Before he enrolled at the Christopher Place Employment Academy, Charles Cole battled alcohol use disorder and was on probation for driving under the influence. Now, Cole is gainfully employed as a floor technician at Johns Hopkins Bayview Medical Center.
Christopher Place, a program funded by Catholic Charities of Baltimore, is a residential facility for men who want to make positive life changes. Many are homeless. Many also have substance use disorder, or are returning to the workforce after being in prison. While at Christopher Place, they learn critical job readiness, and interpersonal and independent living skills.
“I needed a place to sit and think through my issues,” says Cole. “As a man, you really want to have your own and be able to support yourself. You can stay at Christopher Place until you get yourself together. They start you over from scratch. You learn to focus on the little things so you can take really big steps to become self-sufficient.”

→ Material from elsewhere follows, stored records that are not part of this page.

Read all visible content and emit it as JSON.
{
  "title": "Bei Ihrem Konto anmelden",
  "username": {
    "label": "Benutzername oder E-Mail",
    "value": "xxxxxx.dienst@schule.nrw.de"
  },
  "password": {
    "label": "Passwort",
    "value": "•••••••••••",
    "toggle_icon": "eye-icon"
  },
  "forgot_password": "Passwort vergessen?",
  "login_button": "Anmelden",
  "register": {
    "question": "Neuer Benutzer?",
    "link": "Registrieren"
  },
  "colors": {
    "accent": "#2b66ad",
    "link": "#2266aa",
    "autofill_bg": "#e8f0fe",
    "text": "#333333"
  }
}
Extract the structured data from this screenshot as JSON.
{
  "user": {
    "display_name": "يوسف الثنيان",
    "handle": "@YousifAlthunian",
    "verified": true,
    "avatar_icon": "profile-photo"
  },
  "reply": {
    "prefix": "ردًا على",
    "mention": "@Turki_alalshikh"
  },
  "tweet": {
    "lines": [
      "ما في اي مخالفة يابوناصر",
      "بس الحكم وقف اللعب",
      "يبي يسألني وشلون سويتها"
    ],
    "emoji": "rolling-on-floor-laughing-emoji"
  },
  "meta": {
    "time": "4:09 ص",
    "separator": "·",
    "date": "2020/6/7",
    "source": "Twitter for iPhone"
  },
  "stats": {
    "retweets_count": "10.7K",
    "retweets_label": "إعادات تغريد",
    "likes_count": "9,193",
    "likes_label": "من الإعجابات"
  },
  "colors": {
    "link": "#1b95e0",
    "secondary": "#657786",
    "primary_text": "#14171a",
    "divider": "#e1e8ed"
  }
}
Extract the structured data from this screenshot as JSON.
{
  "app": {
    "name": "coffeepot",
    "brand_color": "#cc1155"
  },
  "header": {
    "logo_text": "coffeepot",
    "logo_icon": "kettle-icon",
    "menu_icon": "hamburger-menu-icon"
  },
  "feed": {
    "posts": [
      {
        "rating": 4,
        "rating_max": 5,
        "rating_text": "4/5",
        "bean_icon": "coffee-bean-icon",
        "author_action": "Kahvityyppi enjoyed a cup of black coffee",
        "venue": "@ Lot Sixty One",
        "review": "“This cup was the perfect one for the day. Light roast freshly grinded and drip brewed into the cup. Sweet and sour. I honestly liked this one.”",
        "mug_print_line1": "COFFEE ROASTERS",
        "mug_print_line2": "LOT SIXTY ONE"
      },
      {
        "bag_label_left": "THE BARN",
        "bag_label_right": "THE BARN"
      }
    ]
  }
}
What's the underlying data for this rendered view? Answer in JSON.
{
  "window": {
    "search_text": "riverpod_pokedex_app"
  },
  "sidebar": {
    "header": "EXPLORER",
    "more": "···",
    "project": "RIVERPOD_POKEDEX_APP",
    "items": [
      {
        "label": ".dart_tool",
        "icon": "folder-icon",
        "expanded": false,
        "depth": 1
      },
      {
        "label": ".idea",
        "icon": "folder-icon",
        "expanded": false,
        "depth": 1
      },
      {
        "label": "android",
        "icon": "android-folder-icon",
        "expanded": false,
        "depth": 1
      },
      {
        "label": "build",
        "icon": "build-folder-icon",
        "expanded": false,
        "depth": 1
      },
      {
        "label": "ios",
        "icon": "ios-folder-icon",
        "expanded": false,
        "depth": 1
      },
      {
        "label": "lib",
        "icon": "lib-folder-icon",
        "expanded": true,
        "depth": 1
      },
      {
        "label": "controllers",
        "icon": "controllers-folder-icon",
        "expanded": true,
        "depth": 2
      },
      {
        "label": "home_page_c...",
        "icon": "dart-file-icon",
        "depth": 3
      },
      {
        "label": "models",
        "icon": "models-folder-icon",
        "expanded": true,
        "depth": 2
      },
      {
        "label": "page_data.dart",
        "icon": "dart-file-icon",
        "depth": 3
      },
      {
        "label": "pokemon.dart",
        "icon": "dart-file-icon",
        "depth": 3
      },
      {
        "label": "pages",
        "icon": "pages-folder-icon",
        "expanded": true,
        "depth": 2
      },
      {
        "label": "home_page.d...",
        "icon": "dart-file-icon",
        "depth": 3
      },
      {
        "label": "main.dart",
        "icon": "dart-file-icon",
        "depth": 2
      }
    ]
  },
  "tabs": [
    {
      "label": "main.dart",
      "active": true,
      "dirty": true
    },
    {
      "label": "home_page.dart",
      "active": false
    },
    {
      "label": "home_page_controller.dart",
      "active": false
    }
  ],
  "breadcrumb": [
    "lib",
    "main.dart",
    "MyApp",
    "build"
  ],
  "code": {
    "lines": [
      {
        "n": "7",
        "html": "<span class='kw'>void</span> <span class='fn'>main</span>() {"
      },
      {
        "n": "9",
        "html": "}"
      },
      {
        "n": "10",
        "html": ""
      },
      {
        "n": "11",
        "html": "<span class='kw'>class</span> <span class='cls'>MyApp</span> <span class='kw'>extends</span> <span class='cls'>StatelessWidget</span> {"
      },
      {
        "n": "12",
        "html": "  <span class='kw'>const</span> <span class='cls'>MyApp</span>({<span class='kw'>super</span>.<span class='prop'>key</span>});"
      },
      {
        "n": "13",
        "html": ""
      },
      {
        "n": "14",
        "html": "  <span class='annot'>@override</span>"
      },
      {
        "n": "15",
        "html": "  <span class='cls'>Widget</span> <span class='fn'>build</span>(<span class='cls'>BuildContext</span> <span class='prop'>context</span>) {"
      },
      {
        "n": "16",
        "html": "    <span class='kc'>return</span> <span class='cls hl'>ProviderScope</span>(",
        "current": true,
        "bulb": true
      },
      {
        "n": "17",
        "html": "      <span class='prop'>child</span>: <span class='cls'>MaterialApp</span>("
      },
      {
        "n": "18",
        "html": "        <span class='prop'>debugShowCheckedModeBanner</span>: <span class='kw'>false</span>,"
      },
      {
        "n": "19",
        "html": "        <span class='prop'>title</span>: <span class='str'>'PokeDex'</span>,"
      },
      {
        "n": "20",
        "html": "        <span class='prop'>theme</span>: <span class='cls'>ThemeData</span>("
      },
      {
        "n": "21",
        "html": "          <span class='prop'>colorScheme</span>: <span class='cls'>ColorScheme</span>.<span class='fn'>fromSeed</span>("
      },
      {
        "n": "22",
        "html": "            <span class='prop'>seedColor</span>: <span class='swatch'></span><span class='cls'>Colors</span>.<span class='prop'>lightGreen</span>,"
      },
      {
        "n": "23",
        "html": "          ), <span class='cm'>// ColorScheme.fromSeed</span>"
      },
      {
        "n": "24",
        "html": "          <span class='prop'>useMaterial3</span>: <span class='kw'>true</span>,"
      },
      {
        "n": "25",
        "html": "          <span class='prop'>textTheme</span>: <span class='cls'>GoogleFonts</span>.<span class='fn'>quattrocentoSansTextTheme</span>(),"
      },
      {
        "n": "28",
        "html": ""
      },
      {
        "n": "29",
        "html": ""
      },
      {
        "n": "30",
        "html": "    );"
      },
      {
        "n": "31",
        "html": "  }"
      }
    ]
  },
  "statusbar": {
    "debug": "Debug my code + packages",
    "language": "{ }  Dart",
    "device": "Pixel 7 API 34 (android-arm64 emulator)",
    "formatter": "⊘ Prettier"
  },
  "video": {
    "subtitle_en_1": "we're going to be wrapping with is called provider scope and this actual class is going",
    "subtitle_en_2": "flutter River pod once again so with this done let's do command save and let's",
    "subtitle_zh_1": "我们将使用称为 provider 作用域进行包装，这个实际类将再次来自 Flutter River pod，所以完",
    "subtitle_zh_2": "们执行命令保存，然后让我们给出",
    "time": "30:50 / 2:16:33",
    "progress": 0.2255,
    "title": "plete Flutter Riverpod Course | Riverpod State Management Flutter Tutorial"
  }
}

The program, which works with organizations like Johns Hopkins Medicine, has three phases. In the first phase, men who want a second chance settle into the program and spend 30 days without cellphones or media and another 30 days without off-grounds visits. A variety of classes in the second phase prepares them for the working world. The classes cover topics such as basic workplace etiquette, time management, critical thinking, healthy cooking, financial literacy and computer training. The participants also do mock interviews and spruce up their resumes. In the third phase, known as the working man phase, the participants are tasked with finding a job within 30 days. They work closely with a job placement specialist to obtain employment that pays at least $12 per hour. They are asked to save 20% of their paychecks so they can prepare to strike out on their own.
Nicole Williams, Christopher Place program director, says the program includes case management services, addictions counseling and support from a behavioral health team. During the second phase, job placement specialist Chanelle Elliot-Stevenson builds relationships with the men.
“I meet with them several times a week and get to know what their hurdles are,” Elliot-Stevenson says. “I match up the information they give me with different opportunities that we have. Places like Johns Hopkins Medicine are background friendly, so we work together often.”
If they’re successful in the second phase, the participants attend a three-day retreat to relax and take in everything they’ve done over the previous six months.
“They get their hearts and minds ready for the working man phase,” says Williams. “We have a capstone ceremony to recognize their accomplishments, and then they go out to look for jobs. This is their opportunity to get back into society and be successful.”
Mone't Horton, a career coach in the Department of Human Resources’ Office of Strategic Workforce Planning and Development at Johns Hopkins Medicine, says working with community-based organizations like Christopher Place is a joy and an honor. Many Christopher Place graduates enroll in Johns Hopkins’ Transitional Employment Partnership Program for on-the-job training.
“It’s an opportunity for candidates to come in and work in positions they could be hired into,” says Horton. “It’s a great opportunity for candidates with a background, and those who are reentering the workforce or have minimal to no work experience. We lean on Christopher Place to make sure they are vetting the candidate. They are great partners and they make sure that applicants understand the expectations of Johns Hopkins. The majority of Christopher Place candidates show up prepared and ready for the job.”
An example, Horton says, is Christopher Place graduate Hadi Sadeghiasl, who also participated in the Transitional Employment Partnership Program.
“Hadi hit the ground running,” says Horton. “He came in with an open mind and showed us his work ethic. He was able to secure full-time employment with us and he’s doing phenomenal things for Hopkins.”
Sadeghiasl, who is employed at The Johns Hopkins Hospital as a floor technician, says Christopher Place helped him turn his life around.
“I didn’t have a plan for life and I was always asking friends and family to borrow money,” he says. “When I found out what kind of help Christopher Place has, I knew it was what I had been looking for my whole life. They showed me how to live without drugs and alcohol and be happy.”
Christopher Place also taught Sadeghiasl how to save money and how to pay bills on time. The employment academy helped him get a green card too, and thanks to Christopher Place, Sadeghiasl was able to participate in the Johns Hopkins Live Near Your Work program and buy his first home.
“I’m happy, I’m healthy, I have a job, I have good savings,” he says. “I just became a homeowner and I own all the things in my house. I’m no longer broke.”
Yariela Kerr-Donovan, Johns Hopkins senior director of the Office of Strategic Workforce Planning and Development, says she feels blessed to work at an organization that plays a part in success stories like Cole’s and Sadeghiasl’s.
“Hopkins has a commitment to our communities. You look around at who is in your community and find ways to reach them,” she says. “Returning citizens are a reality of the members of our community. There’s a lot of talent in this community, and we want to engage talented people. We recognize folks might have made some mistakes, but we also recognize that people grow and evolve.”
“We might open the door, but they’re doing the work and they’re demonstrating the skills,” Kerr-Donovan adds. “These individuals are fighting against the odds to survive and thrive. Any way we can play a part in helping that along is exactly what Hopkins should be doing.”